I also mentioned -- this week -- that every coffee plot in my Farmville game was harvested by hand. I didn’t make use of the virtual machinery that would speed up my farming. Mechanized harvesting is an offense against Juan Valdez, an aesthetic I hold dear. This brought on amused comments of “cyber-Thoreau” and “crazy luddite”.
The social aspect of these farm games, cow-clickers as Ian Bogost calls them, reminds me very much of cross-stitching or embroidery. I make great effort to create pleasing visual patterns. I’m encouraged to do so by prompts in the game and in the chrome -- the interface, so that others might find my farm attractive, and visit more often. This is a layer in addition to the mutual obligation relationship of the gift-economies (written about in great detail by "Afeeld").
I have envisioned a conceptual and actual performance work, where I play -- Farmville specifically -- as many different characters with the surname “Campesino”. The Campesino extended family would have the given names “Primero,” “Segundo,” “Tercero,” etc.... There could be geographically specific cousins with surnames like “Paisa,” “Opita,” or “Guajiro”. These Campesinos would work my farm in Farmville, “by hand”, and I would level up. They would each have a small, basic plot “neighboring” mine.
Posted by Rafael Fajardo at 09:18 AM
August 07, 2010
Comics - 1 | Green Arrow
I have a visceral memory of a Green Arrow story where our hero was having a crisis of confidence in his skills. He undertook a journey, and consulted a zen master. The master advised our hero that his release must be as snow falling off a leaf of a tree.
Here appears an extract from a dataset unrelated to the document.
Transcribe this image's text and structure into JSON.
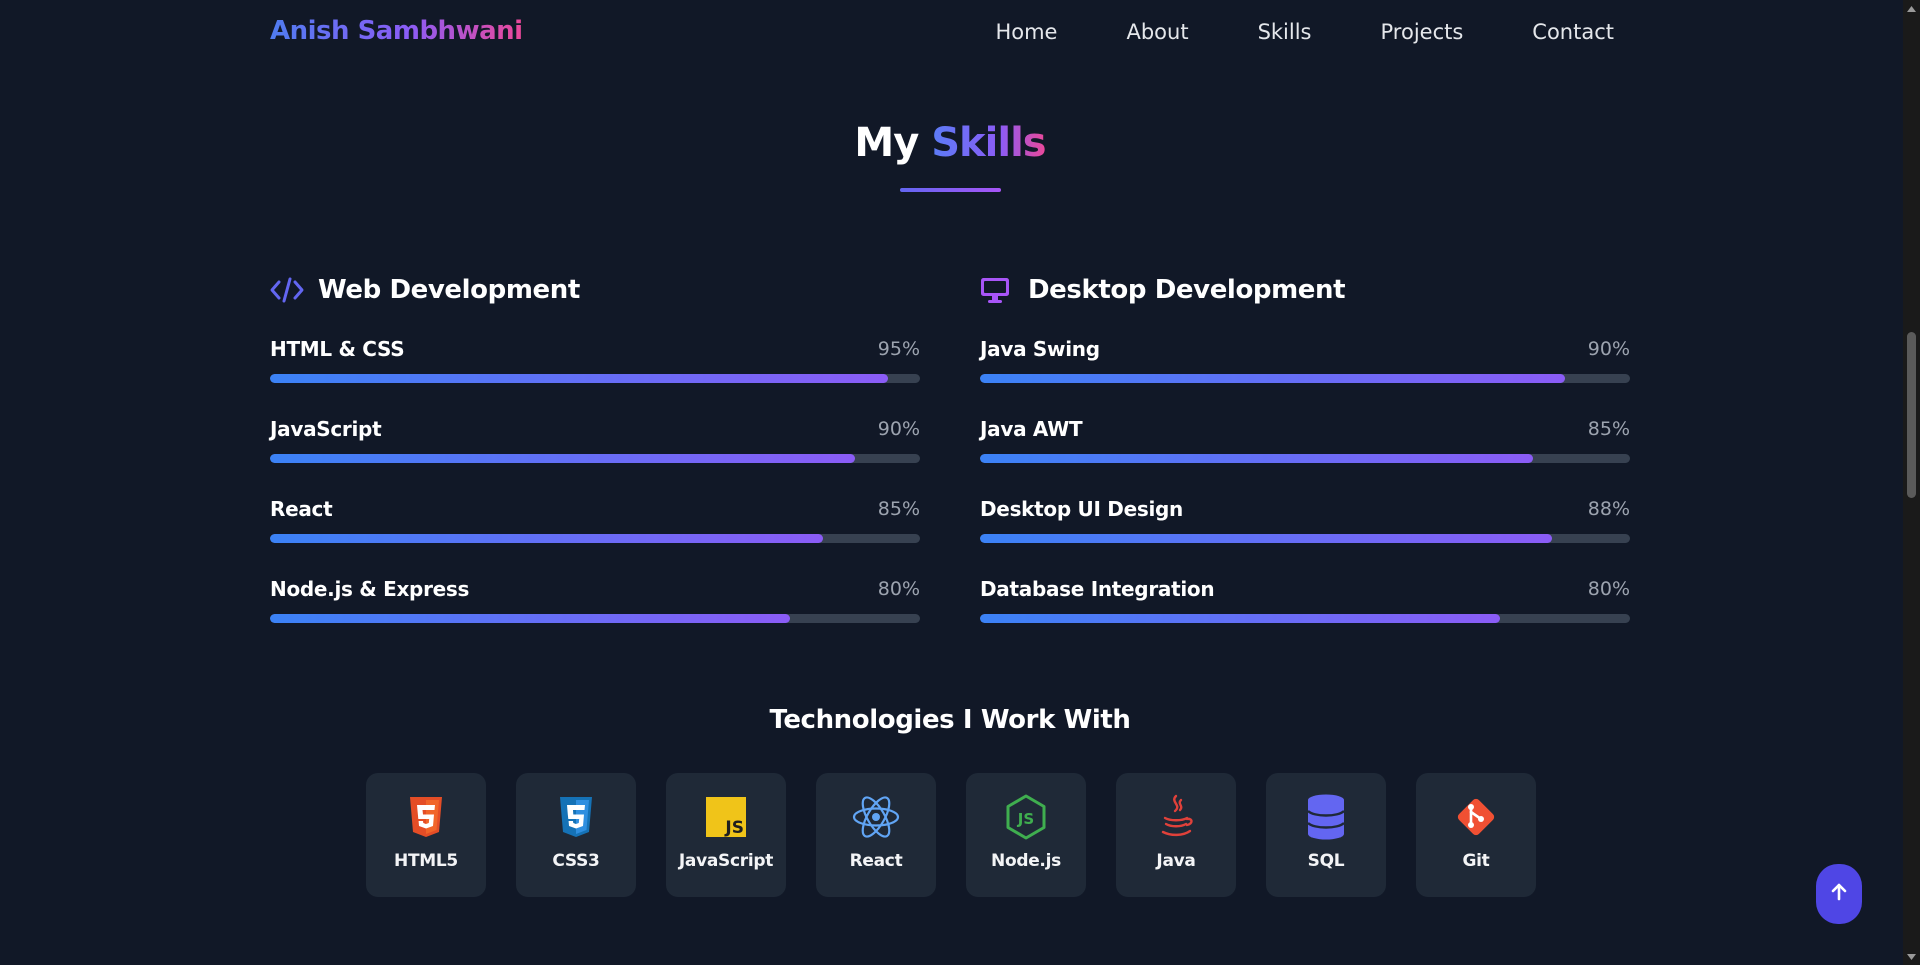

I was not yet ten when I read that, and now -- at forty-five -- I still hold that passage close.
Posted by Rafael Fajardo at 07:29 AM
August 03, 2010
Hula Girl and Pirate - sketch 01
Hula Girl and Pirate is a small, purposefully broken, game I've created to help teach game design and development to kids using Scratch. These were drawn on the same day as the ninja precursor sketch, in 2009. I rolled out Hula Girl and Pirate for a test drive at our workshop at ACM SIGCSE 2010 in Milwaukee.
Posted by Rafael Fajardo at 10:19 PM
August 02, 2010
Clumsiest Ninja - sketch 05
Posted by Rafael Fajardo at 08:35 AM
Clumsiest Ninja - precursor sketch 00
Micro-ninja sketch from 2009, a precursor to the Clumsiest Ninja. Drawn by me with an inset drawing by Diego.
Posted by Rafael Fajardo at 08:28 AM
August 01, 2010
Clumsiest Ninja - sketch 04
Posted by Rafael Fajardo at 07:30 PM
Clumsiest Ninja - sketch 03
Posted by Rafael Fajardo at 07:29 PM